“How did you change your life when you were trapped like this?
Her history didn’t define her. Her origins didn’t define her.
At least, they shouldn’t. She could be more, if she had a chance.”
Khai Diep is a total catch. He excels at his job, and is a devoted friend, brother, and son. Hence the reason why his mom can’t wait to marry him off. Khai, however, has a different view on love and marriage. Because Khai processes his emotions differently, he worries he can’t feel emotions like grief or love “correctly.” But his mom is tired of waiting, so she takes matters into her own hands. She returns from a visit to Vietnam with Esme Tran who she believes to be Khai’s perfect bride. Esme knows a trip to America could help herself and her family in more ways than one. But seducing Khai proves harder than she initially thought. As she starts to fall for Khai for real, she’s determined to show him that there are many different ways to love.
The Kiss Quotient is for fans of:
- You enjoy the mail-order bride trope/arranged marriage trope
- You love slow-burn romance
- You appreciate books that have inclusive characters with diverse backgrounds
- You want to read an OWN Voices author’s work
Spoiler Free Review
What I liked:
I want to start with what I loved. I love that Helen Hoang writes inclusive characters with diverse backgrounds. Kai is on the autism spectrum (ASD), and Esme is a Vietnamese citizen who travels to the United States. These characters have vastly different backgrounds, and I appreciated learning more about their perspectives and experiences. I can’t begin to describe how amazing it is to have more representation in books and especially in romance (my favorite genre). Knowing people can find themselves and see themselves in characters is so crucial.
Also, autism spectrum disorder has a special place in my heart. My family (and myself) are all huge advocates for autism spectrum disorder awareness in honor of my cousin, Tucker, who is amazing, intelligent, caring and also happens to be on the autism spectrum. He is the youngest child to be diagnosed in the state of West Virginia (where I’m originally from). If you want to learn more about autism spectrum disorder – I suggest starting here.
Another aspect I loved was Esme’s characterization. She is a strong, independent woman and you can’t help but root for her from the very beginning. She has such a genuine heart, and her motives are so pure as she only has the best interest for her family in mind.
I also enjoyed the slow-burn build up and the sexy scenes. I think it is very clear that the author is an extremely talented writer. Slow-burn is my absolute favorite, so it didn’t bother me that it took awhile before the characters’ romance started to build. I feel like for me this makes the romance more realistic. I feel like slow-burn happens much more often than insta-love in real life.
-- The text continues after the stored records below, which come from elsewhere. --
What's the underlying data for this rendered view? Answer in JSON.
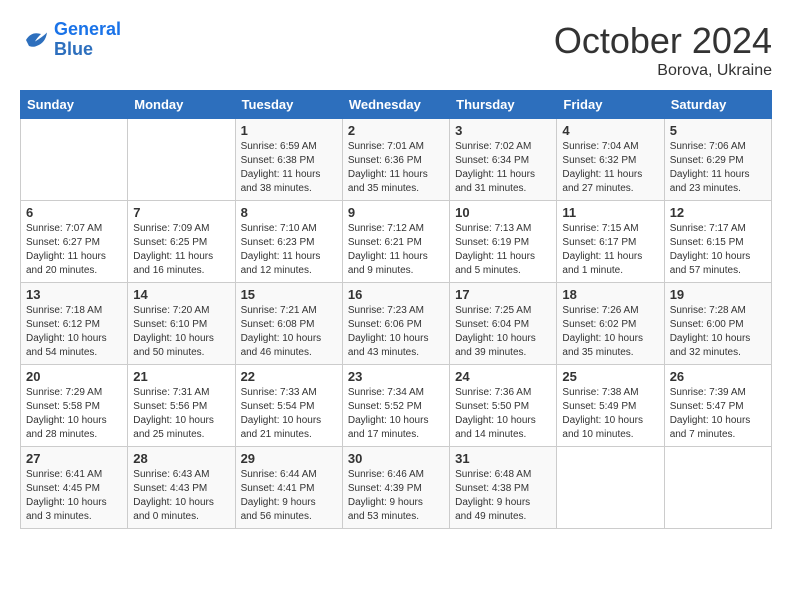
{
  "logo": {
    "line1": "General",
    "line2": "Blue"
  },
  "title": "October 2024",
  "subtitle": "Borova, Ukraine",
  "days_header": [
    "Sunday",
    "Monday",
    "Tuesday",
    "Wednesday",
    "Thursday",
    "Friday",
    "Saturday"
  ],
  "weeks": [
    [
      {
        "day": "",
        "detail": ""
      },
      {
        "day": "",
        "detail": ""
      },
      {
        "day": "1",
        "detail": "Sunrise: 6:59 AM\nSunset: 6:38 PM\nDaylight: 11 hours\nand 38 minutes."
      },
      {
        "day": "2",
        "detail": "Sunrise: 7:01 AM\nSunset: 6:36 PM\nDaylight: 11 hours\nand 35 minutes."
      },
      {
        "day": "3",
        "detail": "Sunrise: 7:02 AM\nSunset: 6:34 PM\nDaylight: 11 hours\nand 31 minutes."
      },
      {
        "day": "4",
        "detail": "Sunrise: 7:04 AM\nSunset: 6:32 PM\nDaylight: 11 hours\nand 27 minutes."
      },
      {
        "day": "5",
        "detail": "Sunrise: 7:06 AM\nSunset: 6:29 PM\nDaylight: 11 hours\nand 23 minutes."
      }
    ],
    [
      {
        "day": "6",
        "detail": "Sunrise: 7:07 AM\nSunset: 6:27 PM\nDaylight: 11 hours\nand 20 minutes."
      },
      {
        "day": "7",
        "detail": "Sunrise: 7:09 AM\nSunset: 6:25 PM\nDaylight: 11 hours\nand 16 minutes."
      },
      {
        "day": "8",
        "detail": "Sunrise: 7:10 AM\nSunset: 6:23 PM\nDaylight: 11 hours\nand 12 minutes."
      },
      {
        "day": "9",
        "detail": "Sunrise: 7:12 AM\nSunset: 6:21 PM\nDaylight: 11 hours\nand 9 minutes."
      },
      {
        "day": "10",
        "detail": "Sunrise: 7:13 AM\nSunset: 6:19 PM\nDaylight: 11 hours\nand 5 minutes."
      },
      {
        "day": "11",
        "detail": "Sunrise: 7:15 AM\nSunset: 6:17 PM\nDaylight: 11 hours\nand 1 minute."
      },
      {
        "day": "12",
        "detail": "Sunrise: 7:17 AM\nSunset: 6:15 PM\nDaylight: 10 hours\nand 57 minutes."
      }
    ],
    [
      {
        "day": "13",
        "detail": "Sunrise: 7:18 AM\nSunset: 6:12 PM\nDaylight: 10 hours\nand 54 minutes."
      },
      {
        "day": "14",
        "detail": "Sunrise: 7:20 AM\nSunset: 6:10 PM\nDaylight: 10 hours\nand 50 minutes."
      },
      {
        "day": "15",
        "detail": "Sunrise: 7:21 AM\nSunset: 6:08 PM\nDaylight: 10 hours\nand 46 minutes."
      },
      {
        "day": "16",
        "detail": "Sunrise: 7:23 AM\nSunset: 6:06 PM\nDaylight: 10 hours\nand 43 minutes."
      },
      {
        "day": "17",
        "detail": "Sunrise: 7:25 AM\nSunset: 6:04 PM\nDaylight: 10 hours\nand 39 minutes."
      },
      {
        "day": "18",
        "detail": "Sunrise: 7:26 AM\nSunset: 6:02 PM\nDaylight: 10 hours\nand 35 minutes."
      },
      {
        "day": "19",
        "detail": "Sunrise: 7:28 AM\nSunset: 6:00 PM\nDaylight: 10 hours\nand 32 minutes."
      }
    ],
    [
      {
        "day": "20",
        "detail": "Sunrise: 7:29 AM\nSunset: 5:58 PM\nDaylight: 10 hours\nand 28 minutes."
      },
      {
        "day": "21",
        "detail": "Sunrise: 7:31 AM\nSunset: 5:56 PM\nDaylight: 10 hours\nand 25 minutes."
      },
      {
        "day": "22",
        "detail": "Sunrise: 7:33 AM\nSunset: 5:54 PM\nDaylight: 10 hours\nand 21 minutes."
      },
      {
        "day": "23",
        "detail": "Sunrise: 7:34 AM\nSunset: 5:52 PM\nDaylight: 10 hours\nand 17 minutes."
      },
      {
        "day": "24",
        "detail": "Sunrise: 7:36 AM\nSunset: 5:50 PM\nDaylight: 10 hours\nand 14 minutes."
      },
      {
        "day": "25",
        "detail": "Sunrise: 7:38 AM\nSunset: 5:49 PM\nDaylight: 10 hours\nand 10 minutes."
      },
      {
        "day": "26",
        "detail": "Sunrise: 7:39 AM\nSunset: 5:47 PM\nDaylight: 10 hours\nand 7 minutes."
      }
    ],
    [
      {
        "day": "27",
        "detail": "Sunrise: 6:41 AM\nSunset: 4:45 PM\nDaylight: 10 hours\nand 3 minutes."
      },
      {
        "day": "28",
        "detail": "Sunrise: 6:43 AM\nSunset: 4:43 PM\nDaylight: 10 hours\nand 0 minutes."
      },
      {
        "day": "29",
        "detail": "Sunrise: 6:44 AM\nSunset: 4:41 PM\nDaylight: 9 hours\nand 56 minutes."
      },
      {
        "day": "30",
        "detail": "Sunrise: 6:46 AM\nSunset: 4:39 PM\nDaylight: 9 hours\nand 53 minutes."
      },
      {
        "day": "31",
        "detail": "Sunrise: 6:48 AM\nSunset: 4:38 PM\nDaylight: 9 hours\nand 49 minutes."
      },
      {
        "day": "",
        "detail": ""
      },
      {
        "day": "",
        "detail": ""
      }
    ]
  ]
}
The last thing I want to talk about is the writing. This book is full of the most beautiful, eloquent writing. I could fill this entire post with quotes that I love from this book. I really just can’t stress the pure talent seen in The Bride Test.
What I didn’t like:
Now onto what I didn’t love. I did not love that Esme didn’t seem to take a huge interest in learning or asking questions about autism spectrum disorder. After learning that Kai was on the autism spectrum, she kind of just went “ok.” Even though she was sensitive to this and had great communication on what Kai’s comfort level was, I wish she would have explicitly inquired about it further. For me this just fell a little flat. I think this also would have been a great opportunity to educate readers even more about autism spectrum disorder through Esme’s learning experience.
However, my biggest issue with the story was the “secret,” and that it wasn’t revealed until the very, very end of the book. I’m talking like the last 5-10%. This was revealed too late for me. As a result, I felt like Kai and Esme were considering a commitment with one another without even knowing each other. The secret was such a huge part of Esme’s life, and I didn’t like that it played virtually no role in Kai and Esme’s relationship until the very, very end. Perhaps I would feel differently if the reveal came earlier or more came after the reveal. It just did not cut it for me.
As a result, the romance just fell flat. I didn’t feel like there was a particularly strong friendship foundation between the two. I didn’t feel like they really knew who each other were as people because there were so many secrets or things left unsaid between them for long periods of time. I don’t want to say more because this is spoiler-free!
Overall, I’m still so happy I read The Bride Test. It’s a cute new adult contemporary with some sexy scenes for sure. There is amazing representation and diversity here, and that’s definitely something to celebrate. I thought the characters were well written, and the writing was strong. The romance just lacked a bit for me, and that’s ultimately why it fell a bit flat. I’m giving this one a 3.5/5.
My overall: 3/5
About the Author: Helen Hoang is that shy person who never talks. Until she does. And the worst things fly out of her mouth. She read her first romance novel in eighth grade and has been addicted ever since. In 2016, she was diagnosed with Autism Spectrum Disorder in line with what was previously known as Asperger’s Syndrome. Her journey inspired THE KISS QUOTIENT. She currently lives in San Diego, California with her husband, two kids, and pet fish.
This post is not sponsored. All opinions are my own. All links provided are for your convenience only – none are affiliate links.